University professor aids in counseling attack victims

Joanna Dornfeld

A young man and his pregnant wife stood amid the chaos in the New York City service workers’ union headquarters.

After barely making it out of the World Trade Center on Sept. 11, he is thankful he will be there for his child’s birth.

Though he was able to escape, 26 of his friends and co-workers are presumed dead in the rubble. But he’s thankful for a little help from the University.

He called them angels.

They are University professor Pauline Boss and graduate students Christie McGeorge and Tai Mendenhall, who traveled to New York to counsel those most directly affected by the Sept. 11 attacks.

“I think it was the one way I could help,” McGeorge said. “I am not a fireman. I am not a policeman. I am a mental health professional.”

Boss, a family social science professor, spent the last 25 years developing the theory of ambiguous loss, which explains how an individual copes with a loss when there is no proof regarding whether the victim is alive or dead.

When she began, she had no idea her ground-breaking research would be the saving grace of hundreds impacted by the East Coast attacks.

The University is the only institution in the country that teaches its students about ambiguous loss.

The union leader knew of Boss’ research and invited her to come to New York and counsel union members and their families.

The union building is about six blocks from ground zero and provided a clear view of the destruction.

Some union members were in the World Trade Center when the airplanes struck. Many made it out. But 26 are presumed dead.

Gene Allen, University international programs office executive director, said that as soon as he saw what happened in New York, he knew Boss and her colleagues needed to be there.

On the same day Boss was invited to New York, Allen called her to suggest she help the victims. To show his support, Allen paid for the first team’s plane tickets to New York.

The Minnesota-New York Ambiguous Loss Project stemmed from the union’s initial request.
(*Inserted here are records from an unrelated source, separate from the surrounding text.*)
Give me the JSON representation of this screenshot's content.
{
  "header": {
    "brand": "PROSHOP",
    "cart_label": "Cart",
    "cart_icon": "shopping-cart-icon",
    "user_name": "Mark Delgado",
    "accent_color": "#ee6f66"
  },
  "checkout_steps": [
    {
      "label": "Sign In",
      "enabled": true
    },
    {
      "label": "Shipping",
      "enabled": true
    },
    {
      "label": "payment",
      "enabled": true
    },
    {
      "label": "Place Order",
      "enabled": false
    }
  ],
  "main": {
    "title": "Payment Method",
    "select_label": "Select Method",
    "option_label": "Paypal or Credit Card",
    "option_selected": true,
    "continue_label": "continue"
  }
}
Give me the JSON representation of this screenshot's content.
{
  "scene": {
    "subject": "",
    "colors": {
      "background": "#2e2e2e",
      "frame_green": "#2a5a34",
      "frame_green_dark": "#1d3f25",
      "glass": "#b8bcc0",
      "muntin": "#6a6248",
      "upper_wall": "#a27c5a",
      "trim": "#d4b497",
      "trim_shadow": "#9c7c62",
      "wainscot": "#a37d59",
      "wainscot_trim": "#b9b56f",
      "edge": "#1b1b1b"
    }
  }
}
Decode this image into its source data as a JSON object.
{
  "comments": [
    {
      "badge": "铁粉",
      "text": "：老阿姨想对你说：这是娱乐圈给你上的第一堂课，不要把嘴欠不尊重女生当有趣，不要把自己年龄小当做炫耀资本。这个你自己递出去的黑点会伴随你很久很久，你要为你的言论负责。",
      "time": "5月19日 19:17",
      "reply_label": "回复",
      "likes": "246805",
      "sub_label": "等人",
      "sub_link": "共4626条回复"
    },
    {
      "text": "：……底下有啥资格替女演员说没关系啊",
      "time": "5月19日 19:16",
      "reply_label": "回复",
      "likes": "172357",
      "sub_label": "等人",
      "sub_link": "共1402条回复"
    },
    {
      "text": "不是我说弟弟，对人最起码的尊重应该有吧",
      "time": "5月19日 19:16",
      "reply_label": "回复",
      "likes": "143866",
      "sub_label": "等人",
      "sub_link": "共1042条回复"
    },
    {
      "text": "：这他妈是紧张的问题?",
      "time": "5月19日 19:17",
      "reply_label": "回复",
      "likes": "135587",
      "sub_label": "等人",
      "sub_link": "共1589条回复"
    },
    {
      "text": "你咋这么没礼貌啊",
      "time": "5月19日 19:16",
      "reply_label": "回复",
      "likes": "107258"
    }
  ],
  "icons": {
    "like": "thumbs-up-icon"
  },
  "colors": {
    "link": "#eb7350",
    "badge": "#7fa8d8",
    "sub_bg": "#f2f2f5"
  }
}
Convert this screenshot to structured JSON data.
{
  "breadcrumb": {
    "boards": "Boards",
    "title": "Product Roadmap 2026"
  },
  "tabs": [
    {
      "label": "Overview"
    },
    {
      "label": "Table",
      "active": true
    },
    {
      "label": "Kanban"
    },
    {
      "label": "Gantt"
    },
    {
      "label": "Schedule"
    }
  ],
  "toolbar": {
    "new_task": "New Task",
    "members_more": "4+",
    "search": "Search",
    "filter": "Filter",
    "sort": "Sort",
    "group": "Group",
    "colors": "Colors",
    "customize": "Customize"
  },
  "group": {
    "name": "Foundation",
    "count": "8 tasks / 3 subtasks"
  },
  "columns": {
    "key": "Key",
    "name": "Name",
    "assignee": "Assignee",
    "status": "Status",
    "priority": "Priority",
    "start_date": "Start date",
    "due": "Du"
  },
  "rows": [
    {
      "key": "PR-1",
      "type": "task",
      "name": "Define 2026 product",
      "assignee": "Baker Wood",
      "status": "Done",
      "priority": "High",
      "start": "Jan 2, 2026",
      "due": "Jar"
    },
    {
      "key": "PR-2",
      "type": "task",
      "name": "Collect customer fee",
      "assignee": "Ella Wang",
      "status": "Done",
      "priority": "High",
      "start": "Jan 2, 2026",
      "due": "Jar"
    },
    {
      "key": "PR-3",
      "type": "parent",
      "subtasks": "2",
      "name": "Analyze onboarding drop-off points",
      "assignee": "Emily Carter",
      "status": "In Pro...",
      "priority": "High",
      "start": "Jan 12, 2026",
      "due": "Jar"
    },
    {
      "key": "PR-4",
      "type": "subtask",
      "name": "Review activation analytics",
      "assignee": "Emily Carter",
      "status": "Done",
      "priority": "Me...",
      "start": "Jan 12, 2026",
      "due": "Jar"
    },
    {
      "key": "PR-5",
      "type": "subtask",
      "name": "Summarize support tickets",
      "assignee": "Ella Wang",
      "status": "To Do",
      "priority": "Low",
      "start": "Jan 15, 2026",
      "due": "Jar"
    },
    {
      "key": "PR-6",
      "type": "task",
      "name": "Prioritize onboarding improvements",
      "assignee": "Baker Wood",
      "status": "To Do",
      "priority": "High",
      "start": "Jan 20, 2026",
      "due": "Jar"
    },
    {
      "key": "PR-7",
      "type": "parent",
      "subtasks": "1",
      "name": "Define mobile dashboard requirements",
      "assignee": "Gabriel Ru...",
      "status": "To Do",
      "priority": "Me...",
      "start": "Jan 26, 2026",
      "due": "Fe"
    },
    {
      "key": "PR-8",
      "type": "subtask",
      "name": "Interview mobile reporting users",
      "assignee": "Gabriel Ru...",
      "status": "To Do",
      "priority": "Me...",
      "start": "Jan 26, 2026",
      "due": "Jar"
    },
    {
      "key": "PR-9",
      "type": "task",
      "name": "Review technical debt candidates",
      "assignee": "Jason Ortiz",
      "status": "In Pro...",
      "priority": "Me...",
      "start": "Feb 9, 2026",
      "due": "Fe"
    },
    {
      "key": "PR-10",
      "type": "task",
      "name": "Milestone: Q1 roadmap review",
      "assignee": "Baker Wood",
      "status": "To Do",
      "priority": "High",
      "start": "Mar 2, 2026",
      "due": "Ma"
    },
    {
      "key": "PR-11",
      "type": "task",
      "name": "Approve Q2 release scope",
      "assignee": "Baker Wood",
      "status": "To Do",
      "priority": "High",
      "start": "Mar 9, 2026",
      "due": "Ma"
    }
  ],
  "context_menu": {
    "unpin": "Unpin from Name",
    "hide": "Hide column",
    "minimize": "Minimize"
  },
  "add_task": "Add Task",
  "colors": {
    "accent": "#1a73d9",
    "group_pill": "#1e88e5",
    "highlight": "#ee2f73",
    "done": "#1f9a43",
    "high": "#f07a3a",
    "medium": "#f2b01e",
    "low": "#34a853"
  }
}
University professors and graduate students will travel to New York every other week through at least December to counsel individuals.

Boss, McGeorge and Mendenhall left on the first project trip Sept. 16.

McGeorge and Mendenhall spent three days crisis-counseling union members and their families.

It was a like a chaotic emergency room for mental health, Mendenhall said.

“We were literally walking from floor to floor just stopping by people’s desks,” said Liz Wieling, family social science professor. Wieling went on the second trip, Sept. 26 to Sept. 29. She plans to travel to New York again in November and December.

The counselors walked from floor to floor checking on individuals, asking if they needed to talk. Many are not able to talk at home about their experiences and are grateful for someone to listen to them.

“What is surprising is that people welcomed them,” Boss said. “These are union workers. These are not the kind of guys who normally go to therapy.”

Though not everyone in the family social science department is able to travel to New York, each department member is playing a role in the project. Department faculty and graduate students are providing debriefing counseling for the New York teams as well as helping with publicity and fund raising.

The union provides room and board for the University team when it arrives in New York, but airfare expenses are mounting. It costs between $3,000 and $4,000 per trip.

A coalition of University offices and departments have donated funds to pay for plane tickets for the teams. The University will also be approaching independent foundations for funding.

Boss has been taking care of the administrative portion of the project. She is making contacts with therapists in the New York area for future counseling with the union members and their families.

“The next step we are moving to is family focus as the trauma ends,” Boss said. “To give special care to the families of the missing and finally to begin immediately to integrate New York therapists so we can go home in December.”

During the next trip, Boss will lead a workshop for New York City therapists about ambiguous loss. She will also lead a family meeting with the families of the union members still missing.

“The idea is to help them move forward,” Boss said, “even though they may not ever know if their loved one is alive or dead.”

 

Joanna Dornfeld covers the St. Paul campus and welcomes comments at [email protected]